Grigoryan, Armen, "Armenia First”: Behind the rise of Armenia’s alt-right scene, 2019

Grigoryan argues that a ‘kleptocratic regime’ has been ousted by the revolution, but a more radical conservative agenda is being promoted in this new context.

Grigoryan, Armen, Armenia's Path to Democratization by Recursive Mass Protests, Caucasus Survey, Vol. 7, no. 2, 2019, pp. 157-175

The article compares the 2018 revolution with earlier unsuccessful political protests in Armenia since 2003-4, to try to determine what made success possible. Grigoryan also makes comparisons with some other examples of regime change, and considers the implications of the nature of the 2018 revolution for post-revolutionary politics and society.

Hoellerbauer, Simon, Armenia and the Velvet Revolution: The Merits and Flaws of a Protest-based Civil Society, Foreign Policy Research institute, Geopolitics, 2019

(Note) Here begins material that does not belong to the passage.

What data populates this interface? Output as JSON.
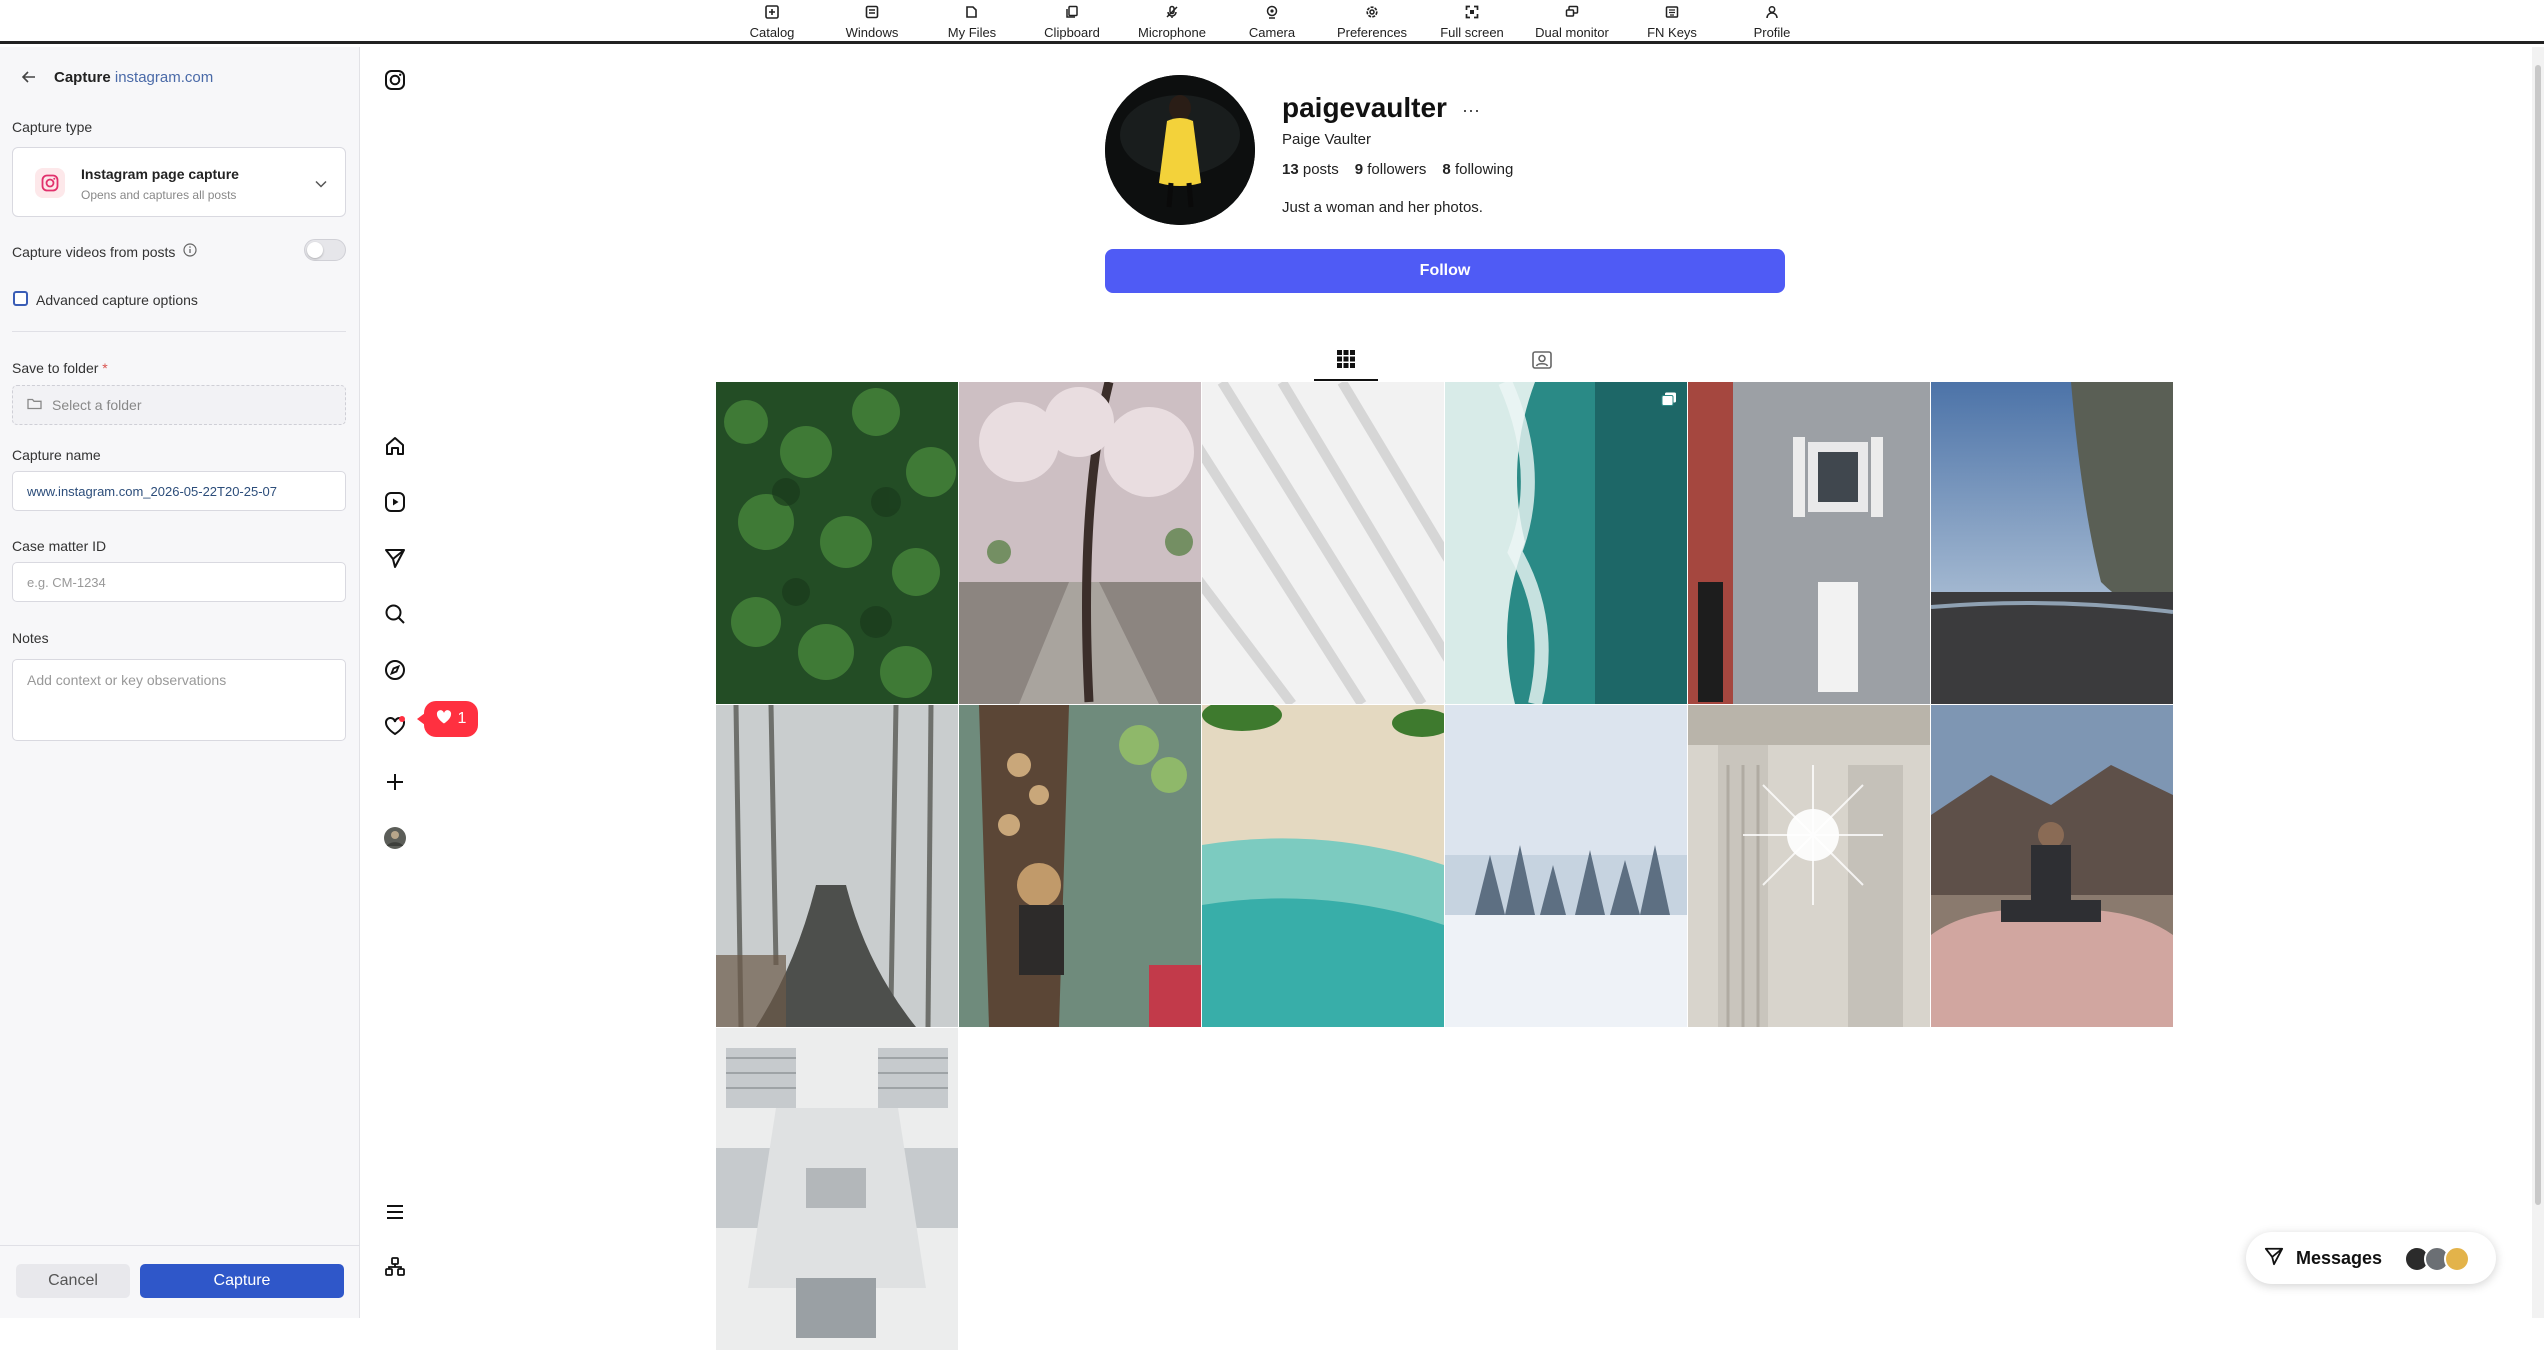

The author argues that comparison with the 'Colour Revolutions' are misleading since these were promoted by civil society organizations and opposition parties and focused on regime distortion of elections. Success in Armenia did demonstrate the power of civil society, but relied on 'grassroots organizing via social media' rather than on official NGOs, which are widely distrusted. The 2018 revolution drew on experience of earlier protests focused on limited issues. Hoellerbauer also speculates about future prospects for democracy under Pashinyan without a strong civil society to hold him accountable, and in the light of Armenia's dependence on Russia and the problem of the 'frozen conflict' over Nagorno-Karabakh.

Ishkanian, Armine, Democracy Building in Post-Soviet Armenia, London, Routledge, 2008, pp. 206

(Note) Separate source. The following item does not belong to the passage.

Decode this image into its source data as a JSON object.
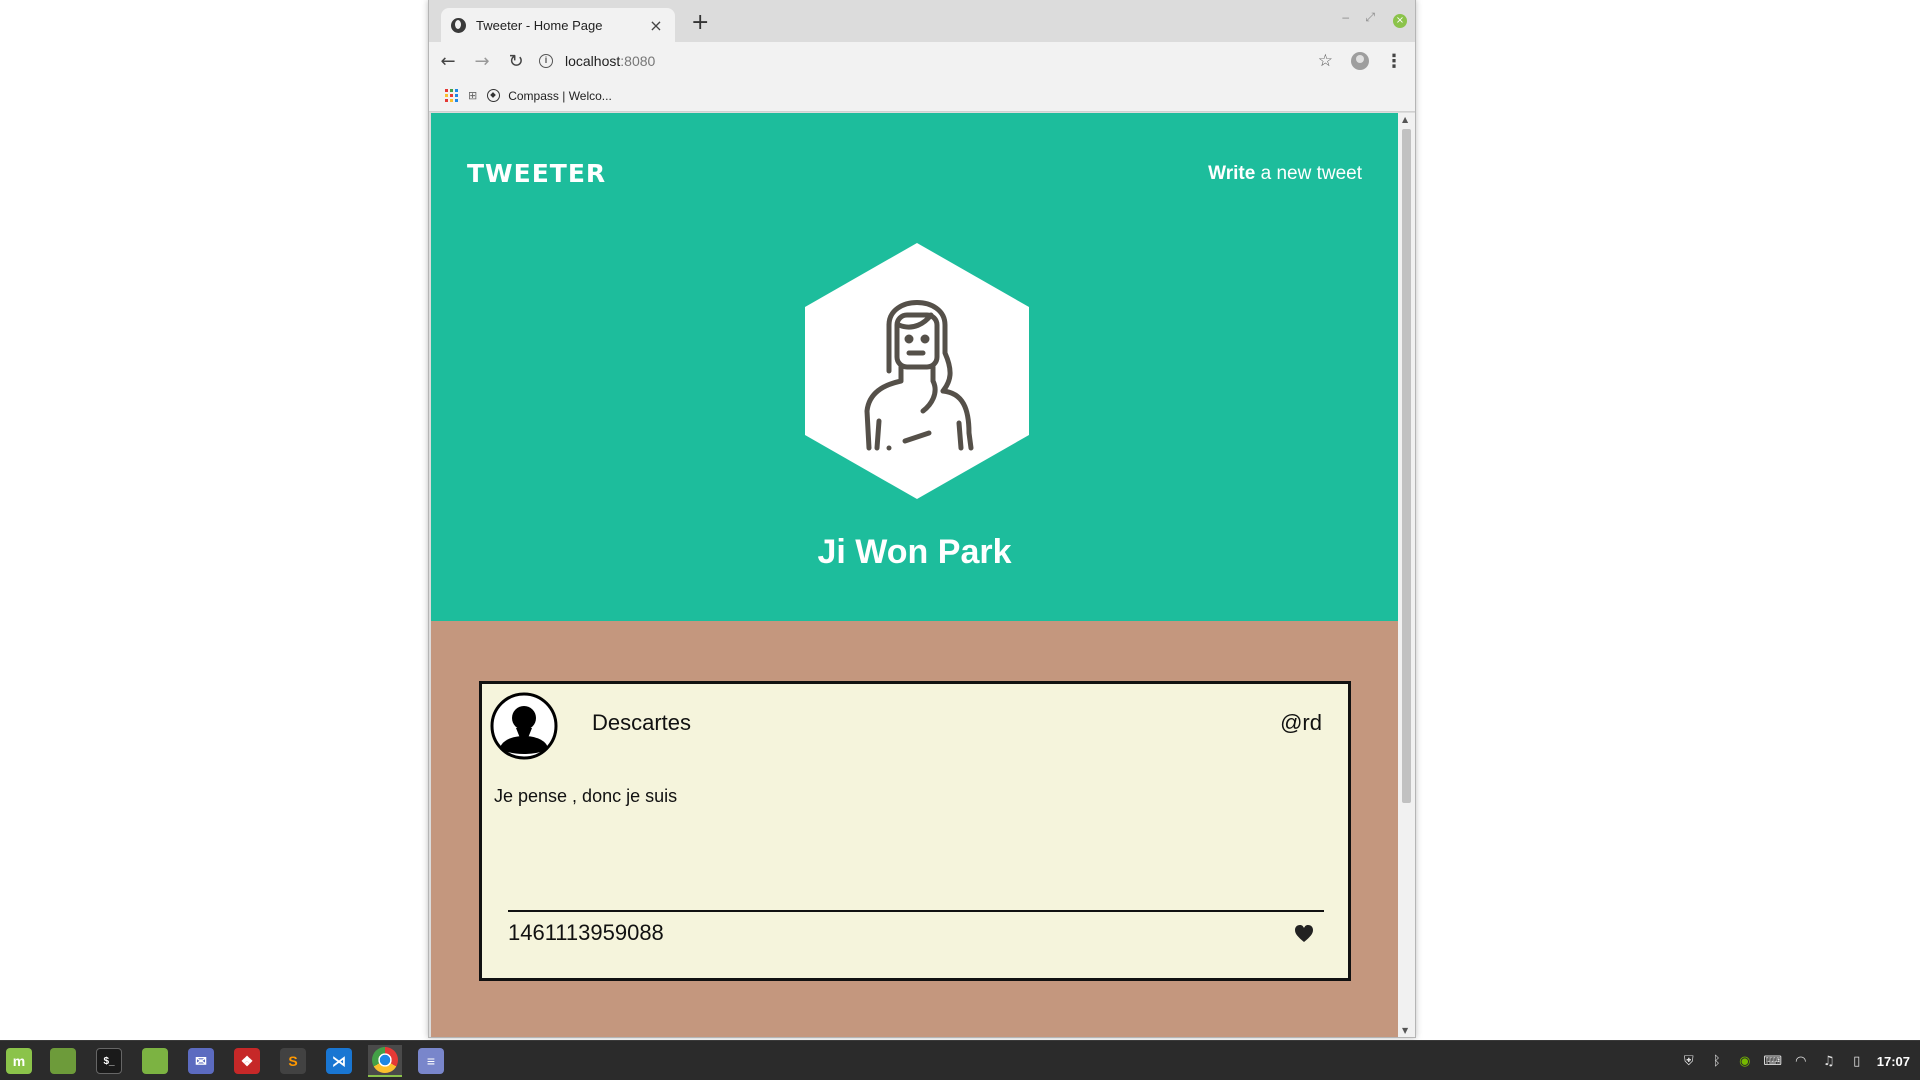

Critical assessment of western support for civil society groups, noting that it can create a backlash and needs to be considered in the historical, social and cultural context of the country involved. Also makes comparisons with other post-Soviet states.

Lanskoy, Miriam ; Suthers, Elspeth, Armenia's Velvet Revolution, Journal of Democracy, Vol. 30, no. 2, 2019, pp. 85-99

The authors, both from the National Endowment for Democracy, note that political revolution in other post-Soviet states have been followed by 'back sliding'. But they note how Armenia differs from Georgia and Ukraine. After exploring the background and context of the 2018 revolution, they conclude with a relatively optimistic assessment of the prospects for the Pashinyan government after the December 2018 election.